# Task inputs:
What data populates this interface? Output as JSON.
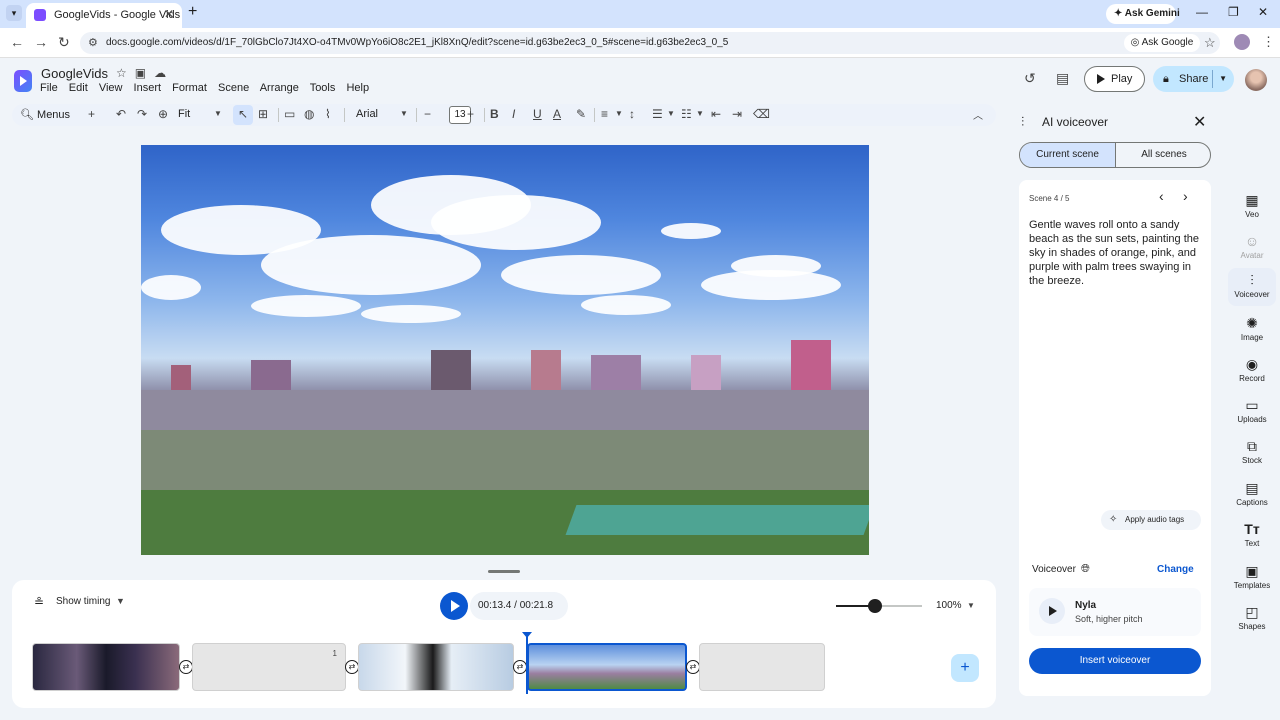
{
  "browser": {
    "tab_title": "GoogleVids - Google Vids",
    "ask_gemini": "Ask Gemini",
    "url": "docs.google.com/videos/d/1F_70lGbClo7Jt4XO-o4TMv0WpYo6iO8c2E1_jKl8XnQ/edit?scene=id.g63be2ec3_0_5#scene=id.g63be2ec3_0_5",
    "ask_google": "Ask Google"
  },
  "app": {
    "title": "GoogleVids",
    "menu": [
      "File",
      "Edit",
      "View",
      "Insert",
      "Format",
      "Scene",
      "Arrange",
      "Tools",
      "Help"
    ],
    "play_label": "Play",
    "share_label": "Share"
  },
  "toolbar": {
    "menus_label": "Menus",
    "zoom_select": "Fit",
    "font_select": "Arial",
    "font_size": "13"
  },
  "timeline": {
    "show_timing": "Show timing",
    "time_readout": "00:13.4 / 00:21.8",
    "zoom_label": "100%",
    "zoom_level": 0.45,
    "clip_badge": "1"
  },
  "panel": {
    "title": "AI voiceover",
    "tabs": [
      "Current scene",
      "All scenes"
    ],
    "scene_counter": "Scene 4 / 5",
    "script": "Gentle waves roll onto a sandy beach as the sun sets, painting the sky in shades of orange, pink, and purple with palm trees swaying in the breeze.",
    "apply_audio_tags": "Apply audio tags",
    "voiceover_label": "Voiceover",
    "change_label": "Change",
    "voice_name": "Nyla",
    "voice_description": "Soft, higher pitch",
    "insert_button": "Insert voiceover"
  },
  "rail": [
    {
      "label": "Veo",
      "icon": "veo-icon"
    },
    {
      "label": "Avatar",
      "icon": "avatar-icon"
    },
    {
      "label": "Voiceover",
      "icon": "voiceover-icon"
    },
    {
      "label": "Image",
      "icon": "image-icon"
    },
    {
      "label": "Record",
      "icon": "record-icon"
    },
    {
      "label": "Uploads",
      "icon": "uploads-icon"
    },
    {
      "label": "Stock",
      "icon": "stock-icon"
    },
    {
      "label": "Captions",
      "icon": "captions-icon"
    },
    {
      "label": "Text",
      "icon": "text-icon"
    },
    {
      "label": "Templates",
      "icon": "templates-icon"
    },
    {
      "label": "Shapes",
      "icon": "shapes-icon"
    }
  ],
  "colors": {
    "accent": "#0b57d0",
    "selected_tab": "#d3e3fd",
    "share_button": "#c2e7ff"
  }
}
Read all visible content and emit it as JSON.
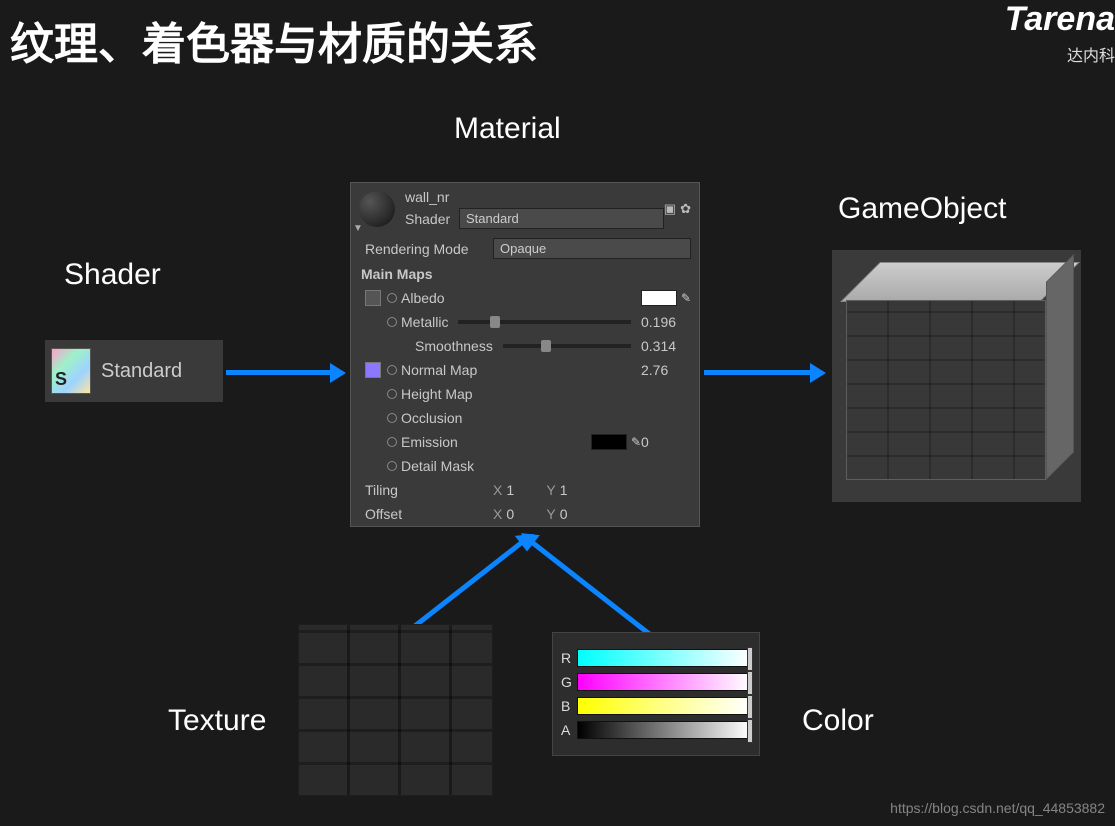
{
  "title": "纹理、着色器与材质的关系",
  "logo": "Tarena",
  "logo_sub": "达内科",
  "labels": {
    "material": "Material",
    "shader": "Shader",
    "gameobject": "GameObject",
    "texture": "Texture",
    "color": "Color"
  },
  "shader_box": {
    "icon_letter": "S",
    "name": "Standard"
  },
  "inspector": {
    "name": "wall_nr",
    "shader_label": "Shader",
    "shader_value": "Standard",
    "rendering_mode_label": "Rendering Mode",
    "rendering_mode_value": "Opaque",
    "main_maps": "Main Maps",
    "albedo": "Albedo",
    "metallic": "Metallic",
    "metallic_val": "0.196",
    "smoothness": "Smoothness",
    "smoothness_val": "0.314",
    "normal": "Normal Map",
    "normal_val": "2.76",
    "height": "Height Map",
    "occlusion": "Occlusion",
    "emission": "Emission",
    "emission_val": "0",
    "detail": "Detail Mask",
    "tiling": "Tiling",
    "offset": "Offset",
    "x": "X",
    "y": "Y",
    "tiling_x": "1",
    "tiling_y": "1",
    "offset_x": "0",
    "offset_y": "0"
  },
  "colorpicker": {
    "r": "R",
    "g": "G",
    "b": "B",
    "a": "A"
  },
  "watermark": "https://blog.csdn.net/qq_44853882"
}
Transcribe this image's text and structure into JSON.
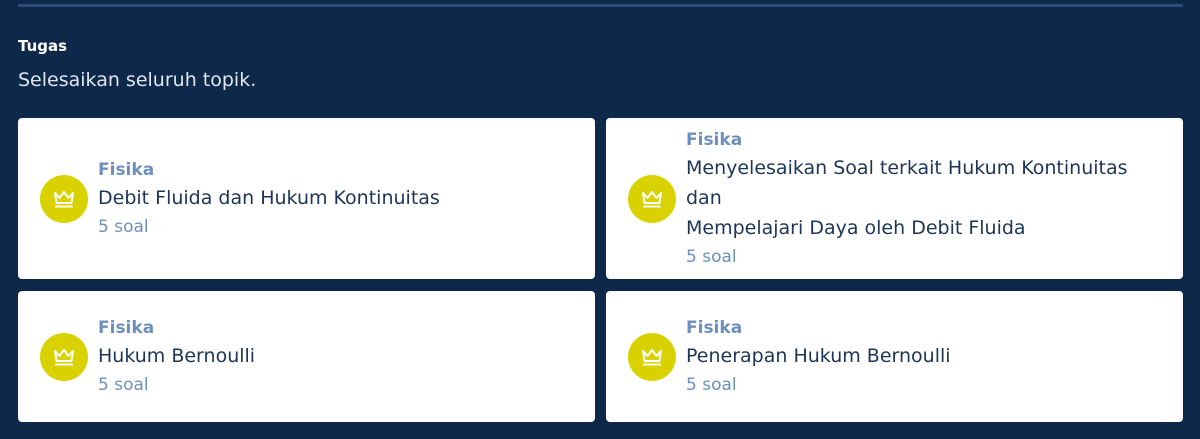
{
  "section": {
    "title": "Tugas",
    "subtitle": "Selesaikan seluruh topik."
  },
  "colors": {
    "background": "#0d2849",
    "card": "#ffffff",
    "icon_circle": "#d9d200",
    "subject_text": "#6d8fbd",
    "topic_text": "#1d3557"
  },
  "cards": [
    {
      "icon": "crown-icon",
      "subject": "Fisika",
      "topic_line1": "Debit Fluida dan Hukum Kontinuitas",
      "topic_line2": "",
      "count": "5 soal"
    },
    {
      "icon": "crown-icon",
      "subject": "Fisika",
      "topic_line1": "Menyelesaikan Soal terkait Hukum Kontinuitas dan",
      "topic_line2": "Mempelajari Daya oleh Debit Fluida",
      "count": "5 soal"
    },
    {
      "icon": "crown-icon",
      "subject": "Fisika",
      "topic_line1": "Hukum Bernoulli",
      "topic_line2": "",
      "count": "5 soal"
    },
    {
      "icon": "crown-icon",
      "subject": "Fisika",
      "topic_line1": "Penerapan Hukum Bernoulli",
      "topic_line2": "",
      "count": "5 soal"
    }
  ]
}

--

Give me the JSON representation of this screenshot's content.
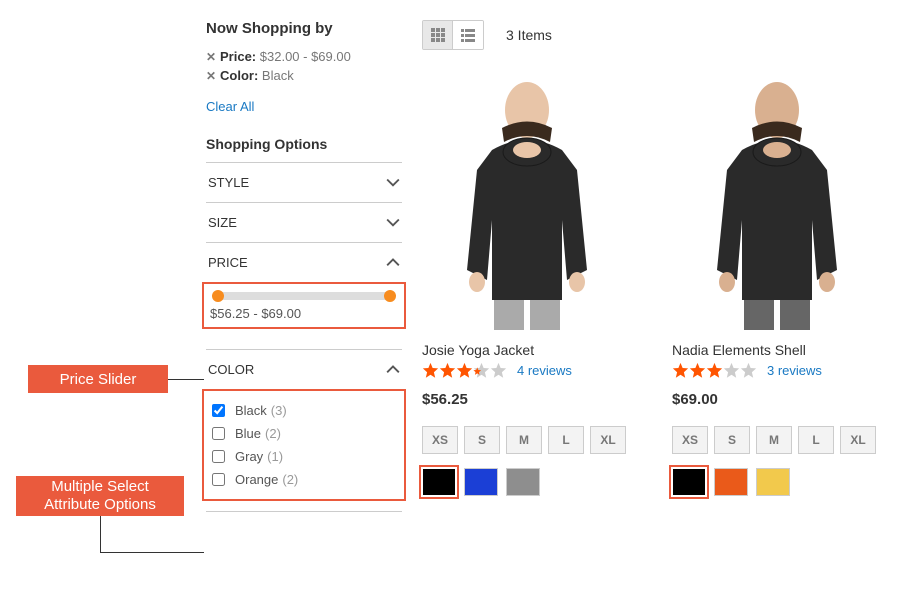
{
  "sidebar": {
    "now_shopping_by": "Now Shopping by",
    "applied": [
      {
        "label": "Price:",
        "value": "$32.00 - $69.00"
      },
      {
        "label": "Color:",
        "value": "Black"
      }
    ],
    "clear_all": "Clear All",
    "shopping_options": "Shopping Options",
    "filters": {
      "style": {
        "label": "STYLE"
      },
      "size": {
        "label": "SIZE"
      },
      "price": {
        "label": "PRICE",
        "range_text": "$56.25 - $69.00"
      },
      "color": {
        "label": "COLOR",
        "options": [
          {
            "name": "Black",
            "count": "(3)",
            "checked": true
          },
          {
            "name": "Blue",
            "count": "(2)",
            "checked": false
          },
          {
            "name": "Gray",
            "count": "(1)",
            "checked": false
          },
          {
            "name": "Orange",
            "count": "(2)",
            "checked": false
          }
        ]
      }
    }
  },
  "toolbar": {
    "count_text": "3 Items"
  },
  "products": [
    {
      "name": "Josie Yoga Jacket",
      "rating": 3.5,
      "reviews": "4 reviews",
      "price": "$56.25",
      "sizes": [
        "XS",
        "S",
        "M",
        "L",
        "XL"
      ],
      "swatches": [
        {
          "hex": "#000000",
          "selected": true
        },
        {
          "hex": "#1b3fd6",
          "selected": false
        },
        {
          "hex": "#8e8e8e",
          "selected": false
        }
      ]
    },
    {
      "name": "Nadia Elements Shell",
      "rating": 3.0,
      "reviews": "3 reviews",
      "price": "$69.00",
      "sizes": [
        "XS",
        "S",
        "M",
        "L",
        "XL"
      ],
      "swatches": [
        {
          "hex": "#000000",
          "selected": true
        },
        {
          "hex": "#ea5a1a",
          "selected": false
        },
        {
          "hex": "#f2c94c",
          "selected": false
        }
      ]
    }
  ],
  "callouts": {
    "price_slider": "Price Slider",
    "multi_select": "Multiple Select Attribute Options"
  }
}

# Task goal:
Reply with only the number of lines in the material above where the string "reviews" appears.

# Your response:
2